Landrum & Shouse LLP
Lexington 859-554-4038
Louisville 502-589-7616
Toll Free 888-322-2505
Facebook Twitter Linked In Google Plus
This is an advertisement
Site Menu
Landrum & Shouse LLP
Our Blog

Protecting passwords and other sensitive information

Think about all of the things that you do online on a daily basis. If you are like most people, you have social media accounts, emails and online financial accounts. These certainly make life a lot easier to live. The issue is that when you pass away, your loved ones might not be able to access this information. Here are some important points to consider when you are ready to pass this information on.

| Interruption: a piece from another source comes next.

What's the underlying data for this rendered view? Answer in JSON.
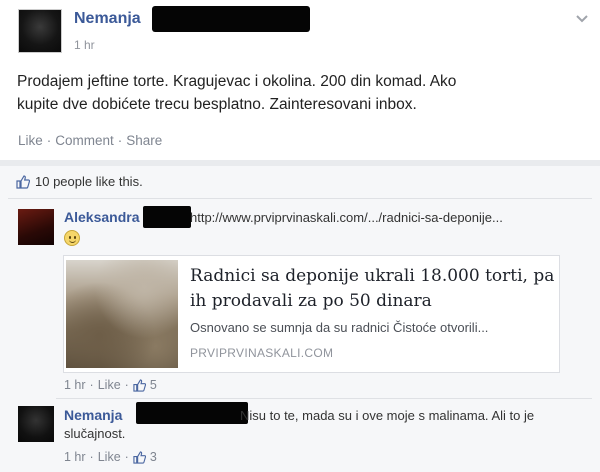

One of the most convenient places to keep a copy of important passwords and other similar information is in a safe in your home. This is a low-tech solution to the issue of passing this information along. However, it is one of the best places since your loved ones will be able to access the information without having to jump through hoops.

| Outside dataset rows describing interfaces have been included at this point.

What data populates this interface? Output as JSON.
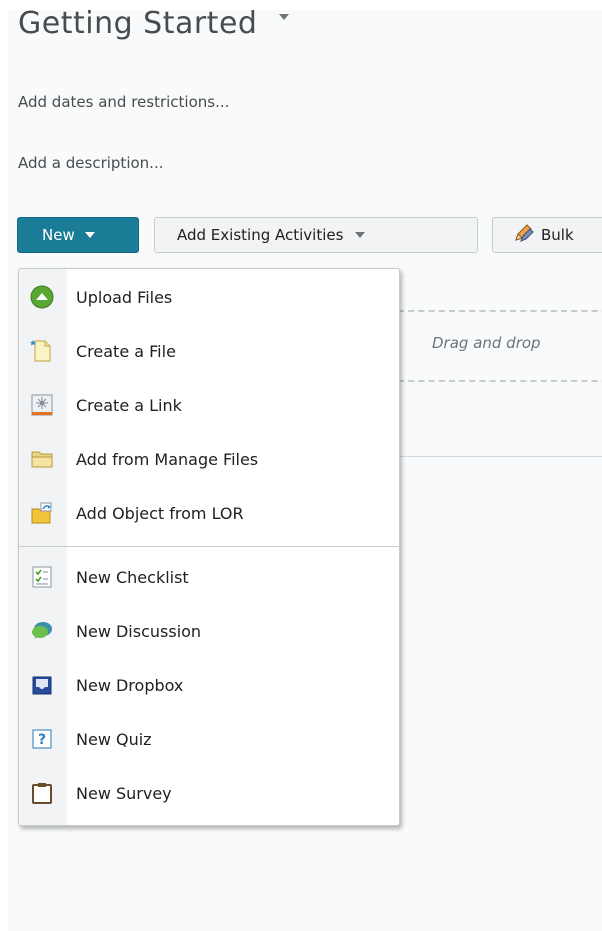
{
  "header": {
    "title": "Getting Started",
    "add_dates_link": "Add dates and restrictions...",
    "add_description_link": "Add a description..."
  },
  "toolbar": {
    "new_label": "New",
    "add_existing_label": "Add Existing Activities",
    "bulk_label": "Bulk"
  },
  "dropzone": {
    "text": "Drag and drop"
  },
  "new_menu": {
    "items": [
      {
        "label": "Upload Files",
        "icon": "upload-icon"
      },
      {
        "label": "Create a File",
        "icon": "file-icon"
      },
      {
        "label": "Create a Link",
        "icon": "link-icon"
      },
      {
        "label": "Add from Manage Files",
        "icon": "folder-icon"
      },
      {
        "label": "Add Object from LOR",
        "icon": "lor-object-icon"
      },
      {
        "label": "New Checklist",
        "icon": "checklist-icon"
      },
      {
        "label": "New Discussion",
        "icon": "discussion-icon"
      },
      {
        "label": "New Dropbox",
        "icon": "dropbox-icon"
      },
      {
        "label": "New Quiz",
        "icon": "quiz-icon"
      },
      {
        "label": "New Survey",
        "icon": "survey-icon"
      }
    ]
  },
  "colors": {
    "primary_button": "#1b7c98",
    "menu_icon_column": "#f1f3f4",
    "upload_green": "#5aa834",
    "dropbox_blue": "#274a9c",
    "discussion_teal": "#3f8fa6"
  }
}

Many people think that they should place documents like their wills in safe deposit boxes at a bank. In theory, this is a good idea. In practice, it isn't, because there is a chance that the bank will require that the probate process be over before the safe deposit box can be accessed. This might make it impossible to review a will or other documents that you need to handle probate.

Another idea that some people use is that they keep their passwords in one online location. The password to access that password is split in half. One half is given to a lawyer and the other half is given to their spouse. A second lawyer also gets the same half as the spouse. This means that the first lawyer and either the spouse or second lawyer have to get together to access the file with the passwords.

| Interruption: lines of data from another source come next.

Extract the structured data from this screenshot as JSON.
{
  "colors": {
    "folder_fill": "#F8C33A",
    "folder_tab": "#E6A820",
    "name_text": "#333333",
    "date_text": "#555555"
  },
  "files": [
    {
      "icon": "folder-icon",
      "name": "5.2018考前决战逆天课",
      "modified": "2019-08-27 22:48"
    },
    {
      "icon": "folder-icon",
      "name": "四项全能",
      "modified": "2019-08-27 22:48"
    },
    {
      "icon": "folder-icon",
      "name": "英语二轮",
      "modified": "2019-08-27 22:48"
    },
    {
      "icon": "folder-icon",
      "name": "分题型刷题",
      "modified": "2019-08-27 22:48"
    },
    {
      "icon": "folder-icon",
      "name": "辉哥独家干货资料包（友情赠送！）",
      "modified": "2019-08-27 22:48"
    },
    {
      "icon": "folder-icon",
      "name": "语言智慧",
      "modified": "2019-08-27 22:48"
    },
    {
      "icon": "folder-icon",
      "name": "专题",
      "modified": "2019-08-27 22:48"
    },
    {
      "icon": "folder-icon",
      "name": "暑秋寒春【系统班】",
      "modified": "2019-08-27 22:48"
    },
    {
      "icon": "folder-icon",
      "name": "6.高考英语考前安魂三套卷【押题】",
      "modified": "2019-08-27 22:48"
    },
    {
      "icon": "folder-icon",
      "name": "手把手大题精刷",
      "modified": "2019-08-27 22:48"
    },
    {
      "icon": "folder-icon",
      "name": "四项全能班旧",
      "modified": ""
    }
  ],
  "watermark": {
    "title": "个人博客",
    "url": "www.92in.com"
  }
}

Ultimately, you have to decide what option best suits your needs. This can be a difficult decision, but it is one that is best made now rather than later.

Source: FindLaw, "Estate Planning -- Keep Track of Passwords, Access Keys and PINs," accessed Sep. 15, 2017

FindLaw Network